Pros: A brave attempt at presenting the correlation between quantum physics and Buddhism.
Cons: Unengaging delivery
The French woman Alexandra David-Néel – portrayed by Zahar herself – was the first woman of European origin to live in Tibet. This work comes from an adaptation of some of her books, written after years of Buddhist indoctrination. The action takes place in 1916, and we find her sitting in meditation in the Himalayan hermitage cavern in which she had already spent two and a half years. Enveloped in a dark blanket and motionless for over 20 minutes, she carries out her monologue whilst staring at the floor, with the lighting set on a loop that fades from purple to yellow, to blue and to purple again. When she finally stands up, in a plain white tunic, her movement remains scarce.
Weaving quantum physics with personal experiences and the doctrine of Tibetan Buddhism, she enunciates her visions on evolution and scientific progress, giving up a solid narrative structure in favour of philosophical digressions and speculation on the findings of Max Planck and Albert Einstein. An hour in, the auditorium is suddenly plunged into darkness and the audience starts applauding, before the lights go up again and the soliloquy continues for another 20 minutes.
It takes an exceptional performer to mould the spoken word in such a way that it can stand alone and captivate the audience without the support of movement, lighting or sound. Zahar’s strong French accent is the foremost obstacle to this achievement, together with her decision to deliver the lines without looking at her audience, whilst assuming an old-school melodramatic tone that cries for engagement.
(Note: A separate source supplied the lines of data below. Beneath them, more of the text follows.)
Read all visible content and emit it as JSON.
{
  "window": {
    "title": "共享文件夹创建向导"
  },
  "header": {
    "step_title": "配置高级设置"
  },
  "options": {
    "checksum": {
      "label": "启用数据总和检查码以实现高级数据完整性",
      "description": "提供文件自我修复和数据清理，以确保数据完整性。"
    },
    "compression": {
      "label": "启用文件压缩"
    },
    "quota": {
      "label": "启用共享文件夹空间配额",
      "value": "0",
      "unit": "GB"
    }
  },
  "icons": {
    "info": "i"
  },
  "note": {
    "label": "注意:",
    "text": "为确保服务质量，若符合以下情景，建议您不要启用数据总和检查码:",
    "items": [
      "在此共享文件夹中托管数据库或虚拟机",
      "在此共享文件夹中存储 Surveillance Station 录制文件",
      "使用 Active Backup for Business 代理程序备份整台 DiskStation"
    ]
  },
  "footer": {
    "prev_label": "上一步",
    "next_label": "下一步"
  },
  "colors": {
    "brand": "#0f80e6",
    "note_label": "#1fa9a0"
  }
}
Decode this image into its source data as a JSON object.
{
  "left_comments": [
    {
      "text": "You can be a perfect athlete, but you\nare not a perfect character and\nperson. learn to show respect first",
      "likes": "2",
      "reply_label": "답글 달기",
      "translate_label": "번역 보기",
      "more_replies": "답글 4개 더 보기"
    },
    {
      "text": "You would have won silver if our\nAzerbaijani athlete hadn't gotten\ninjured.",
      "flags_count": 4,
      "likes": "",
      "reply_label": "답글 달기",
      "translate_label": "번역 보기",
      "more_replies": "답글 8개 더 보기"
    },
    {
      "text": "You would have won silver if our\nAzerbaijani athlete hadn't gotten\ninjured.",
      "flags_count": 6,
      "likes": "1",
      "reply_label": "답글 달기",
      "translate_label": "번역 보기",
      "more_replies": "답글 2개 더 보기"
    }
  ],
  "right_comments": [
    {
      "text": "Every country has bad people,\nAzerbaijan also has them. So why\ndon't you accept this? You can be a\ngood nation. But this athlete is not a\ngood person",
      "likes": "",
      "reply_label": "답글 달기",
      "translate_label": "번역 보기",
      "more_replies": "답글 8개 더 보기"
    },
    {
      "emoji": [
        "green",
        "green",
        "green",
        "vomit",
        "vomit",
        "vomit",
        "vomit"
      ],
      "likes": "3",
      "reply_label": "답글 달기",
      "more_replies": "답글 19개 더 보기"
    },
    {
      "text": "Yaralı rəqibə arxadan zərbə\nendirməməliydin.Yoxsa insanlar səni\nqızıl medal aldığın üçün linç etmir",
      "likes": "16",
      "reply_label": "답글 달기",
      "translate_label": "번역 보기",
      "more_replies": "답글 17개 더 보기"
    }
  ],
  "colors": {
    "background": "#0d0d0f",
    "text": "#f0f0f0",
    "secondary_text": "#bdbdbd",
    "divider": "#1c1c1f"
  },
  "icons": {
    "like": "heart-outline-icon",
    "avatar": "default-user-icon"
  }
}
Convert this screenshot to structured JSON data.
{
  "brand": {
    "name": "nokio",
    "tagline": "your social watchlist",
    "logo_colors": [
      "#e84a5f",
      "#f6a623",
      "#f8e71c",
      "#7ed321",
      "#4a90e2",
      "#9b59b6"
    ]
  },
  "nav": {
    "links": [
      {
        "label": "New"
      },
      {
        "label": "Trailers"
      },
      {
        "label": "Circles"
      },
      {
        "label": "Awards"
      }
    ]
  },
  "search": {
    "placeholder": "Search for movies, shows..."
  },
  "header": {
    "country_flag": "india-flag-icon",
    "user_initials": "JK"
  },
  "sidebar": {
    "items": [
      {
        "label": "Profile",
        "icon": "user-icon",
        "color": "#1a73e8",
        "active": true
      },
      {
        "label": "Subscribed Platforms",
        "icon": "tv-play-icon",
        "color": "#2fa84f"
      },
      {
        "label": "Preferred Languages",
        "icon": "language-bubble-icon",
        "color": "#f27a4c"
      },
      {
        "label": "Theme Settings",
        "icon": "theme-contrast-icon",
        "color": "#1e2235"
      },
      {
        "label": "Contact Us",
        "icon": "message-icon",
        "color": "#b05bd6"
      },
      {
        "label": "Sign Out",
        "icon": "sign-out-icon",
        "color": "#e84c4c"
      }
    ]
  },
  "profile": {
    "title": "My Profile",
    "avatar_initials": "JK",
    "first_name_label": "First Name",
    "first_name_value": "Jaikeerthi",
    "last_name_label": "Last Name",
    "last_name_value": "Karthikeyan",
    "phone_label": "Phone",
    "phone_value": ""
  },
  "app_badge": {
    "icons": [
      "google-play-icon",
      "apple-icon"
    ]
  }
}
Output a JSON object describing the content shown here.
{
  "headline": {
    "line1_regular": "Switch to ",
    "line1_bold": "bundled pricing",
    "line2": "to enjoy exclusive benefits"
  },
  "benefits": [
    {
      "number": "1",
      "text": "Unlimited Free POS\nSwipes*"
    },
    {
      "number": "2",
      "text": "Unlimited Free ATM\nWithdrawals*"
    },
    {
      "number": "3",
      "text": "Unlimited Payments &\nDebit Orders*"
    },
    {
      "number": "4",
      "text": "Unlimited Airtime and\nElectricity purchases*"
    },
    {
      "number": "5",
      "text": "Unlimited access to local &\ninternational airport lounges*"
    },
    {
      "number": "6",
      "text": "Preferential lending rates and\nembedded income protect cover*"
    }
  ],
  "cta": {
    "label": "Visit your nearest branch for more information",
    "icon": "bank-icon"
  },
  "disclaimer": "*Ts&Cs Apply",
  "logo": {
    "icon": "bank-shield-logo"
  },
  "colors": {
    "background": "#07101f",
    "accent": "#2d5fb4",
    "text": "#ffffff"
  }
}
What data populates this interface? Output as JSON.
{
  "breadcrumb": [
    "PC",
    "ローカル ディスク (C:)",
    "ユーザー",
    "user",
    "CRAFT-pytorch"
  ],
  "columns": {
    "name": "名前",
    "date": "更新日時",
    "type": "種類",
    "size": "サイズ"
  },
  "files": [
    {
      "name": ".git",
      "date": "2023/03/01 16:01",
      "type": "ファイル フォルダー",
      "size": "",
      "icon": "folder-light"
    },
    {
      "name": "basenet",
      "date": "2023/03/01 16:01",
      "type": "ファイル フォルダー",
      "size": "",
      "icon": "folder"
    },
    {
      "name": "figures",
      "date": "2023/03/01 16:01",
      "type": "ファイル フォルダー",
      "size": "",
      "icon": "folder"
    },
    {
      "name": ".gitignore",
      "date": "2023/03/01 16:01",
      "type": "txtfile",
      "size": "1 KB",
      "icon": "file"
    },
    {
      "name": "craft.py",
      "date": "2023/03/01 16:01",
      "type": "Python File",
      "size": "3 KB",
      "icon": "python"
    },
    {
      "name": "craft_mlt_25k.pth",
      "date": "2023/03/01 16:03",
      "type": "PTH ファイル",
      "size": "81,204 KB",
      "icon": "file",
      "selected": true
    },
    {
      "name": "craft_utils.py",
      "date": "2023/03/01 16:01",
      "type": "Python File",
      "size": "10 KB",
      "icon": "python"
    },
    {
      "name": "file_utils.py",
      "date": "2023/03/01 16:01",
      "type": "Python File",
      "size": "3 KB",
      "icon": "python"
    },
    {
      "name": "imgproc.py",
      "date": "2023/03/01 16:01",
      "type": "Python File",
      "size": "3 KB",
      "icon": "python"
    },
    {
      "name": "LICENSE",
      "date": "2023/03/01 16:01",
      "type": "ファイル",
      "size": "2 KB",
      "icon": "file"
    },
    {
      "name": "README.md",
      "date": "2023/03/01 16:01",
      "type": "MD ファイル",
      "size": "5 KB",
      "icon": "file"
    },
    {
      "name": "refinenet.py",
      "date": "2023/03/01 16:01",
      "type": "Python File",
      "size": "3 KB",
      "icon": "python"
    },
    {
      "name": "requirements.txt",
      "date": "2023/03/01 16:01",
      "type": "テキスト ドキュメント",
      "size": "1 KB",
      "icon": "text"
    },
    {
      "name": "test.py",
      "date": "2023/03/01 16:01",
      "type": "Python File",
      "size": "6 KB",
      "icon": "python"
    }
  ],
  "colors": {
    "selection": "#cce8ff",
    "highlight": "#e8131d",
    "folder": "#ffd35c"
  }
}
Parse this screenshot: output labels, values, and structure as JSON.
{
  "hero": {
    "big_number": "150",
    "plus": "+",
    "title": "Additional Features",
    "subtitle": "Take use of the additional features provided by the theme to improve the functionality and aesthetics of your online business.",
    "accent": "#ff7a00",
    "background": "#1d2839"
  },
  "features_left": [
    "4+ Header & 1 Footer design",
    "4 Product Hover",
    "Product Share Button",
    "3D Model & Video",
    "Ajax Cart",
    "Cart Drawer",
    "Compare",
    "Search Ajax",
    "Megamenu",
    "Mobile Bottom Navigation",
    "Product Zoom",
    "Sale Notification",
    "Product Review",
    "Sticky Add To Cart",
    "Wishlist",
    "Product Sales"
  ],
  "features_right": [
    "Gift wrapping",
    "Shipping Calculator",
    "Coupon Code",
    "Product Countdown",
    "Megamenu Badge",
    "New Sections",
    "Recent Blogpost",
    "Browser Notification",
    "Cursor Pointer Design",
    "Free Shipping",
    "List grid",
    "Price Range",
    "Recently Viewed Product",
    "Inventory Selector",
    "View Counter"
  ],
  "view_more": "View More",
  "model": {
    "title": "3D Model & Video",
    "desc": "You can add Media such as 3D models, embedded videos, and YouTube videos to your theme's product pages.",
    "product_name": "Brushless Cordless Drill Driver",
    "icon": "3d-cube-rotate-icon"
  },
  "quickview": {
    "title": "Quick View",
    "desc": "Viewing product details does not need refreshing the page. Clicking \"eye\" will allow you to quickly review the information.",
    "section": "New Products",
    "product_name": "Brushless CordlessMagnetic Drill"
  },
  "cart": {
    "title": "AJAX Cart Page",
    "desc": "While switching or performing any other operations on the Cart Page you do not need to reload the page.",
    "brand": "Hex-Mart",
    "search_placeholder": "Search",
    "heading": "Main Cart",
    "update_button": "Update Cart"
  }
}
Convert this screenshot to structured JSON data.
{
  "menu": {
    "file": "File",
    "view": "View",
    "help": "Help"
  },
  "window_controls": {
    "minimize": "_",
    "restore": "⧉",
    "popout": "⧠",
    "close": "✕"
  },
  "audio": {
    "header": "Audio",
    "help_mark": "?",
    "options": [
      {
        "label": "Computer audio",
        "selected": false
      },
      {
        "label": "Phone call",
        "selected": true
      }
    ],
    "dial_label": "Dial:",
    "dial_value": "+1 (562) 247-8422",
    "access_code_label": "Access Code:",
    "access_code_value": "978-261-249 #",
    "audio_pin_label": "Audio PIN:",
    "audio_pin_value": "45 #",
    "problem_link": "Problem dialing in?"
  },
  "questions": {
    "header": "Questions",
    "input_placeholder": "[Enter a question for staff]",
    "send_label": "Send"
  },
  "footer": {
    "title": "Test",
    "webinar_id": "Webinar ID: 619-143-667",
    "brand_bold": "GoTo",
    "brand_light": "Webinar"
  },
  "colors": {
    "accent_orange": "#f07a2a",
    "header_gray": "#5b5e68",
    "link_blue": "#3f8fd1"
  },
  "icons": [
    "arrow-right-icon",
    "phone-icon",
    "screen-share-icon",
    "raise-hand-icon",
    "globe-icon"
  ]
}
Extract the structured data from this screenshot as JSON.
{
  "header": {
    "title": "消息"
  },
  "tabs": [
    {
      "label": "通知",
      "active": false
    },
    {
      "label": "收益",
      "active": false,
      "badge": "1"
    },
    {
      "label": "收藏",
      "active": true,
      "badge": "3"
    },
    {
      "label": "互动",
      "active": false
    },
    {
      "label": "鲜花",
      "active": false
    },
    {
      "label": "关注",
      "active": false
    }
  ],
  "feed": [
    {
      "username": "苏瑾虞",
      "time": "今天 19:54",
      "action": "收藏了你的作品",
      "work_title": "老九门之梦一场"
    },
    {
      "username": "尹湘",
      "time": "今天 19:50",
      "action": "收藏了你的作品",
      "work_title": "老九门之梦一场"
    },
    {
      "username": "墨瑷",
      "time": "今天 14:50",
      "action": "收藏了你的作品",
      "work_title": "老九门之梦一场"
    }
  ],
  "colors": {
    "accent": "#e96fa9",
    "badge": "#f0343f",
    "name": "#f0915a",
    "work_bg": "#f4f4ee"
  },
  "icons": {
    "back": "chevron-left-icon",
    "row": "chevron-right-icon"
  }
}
The result is a self-centred production, unaware of its recipients and weighed down by a stagnant delivery.
Written and Performed by: Mariane Zahar
Produced by: La Compagnie des Saïs
Booking Information: This show has now completed its run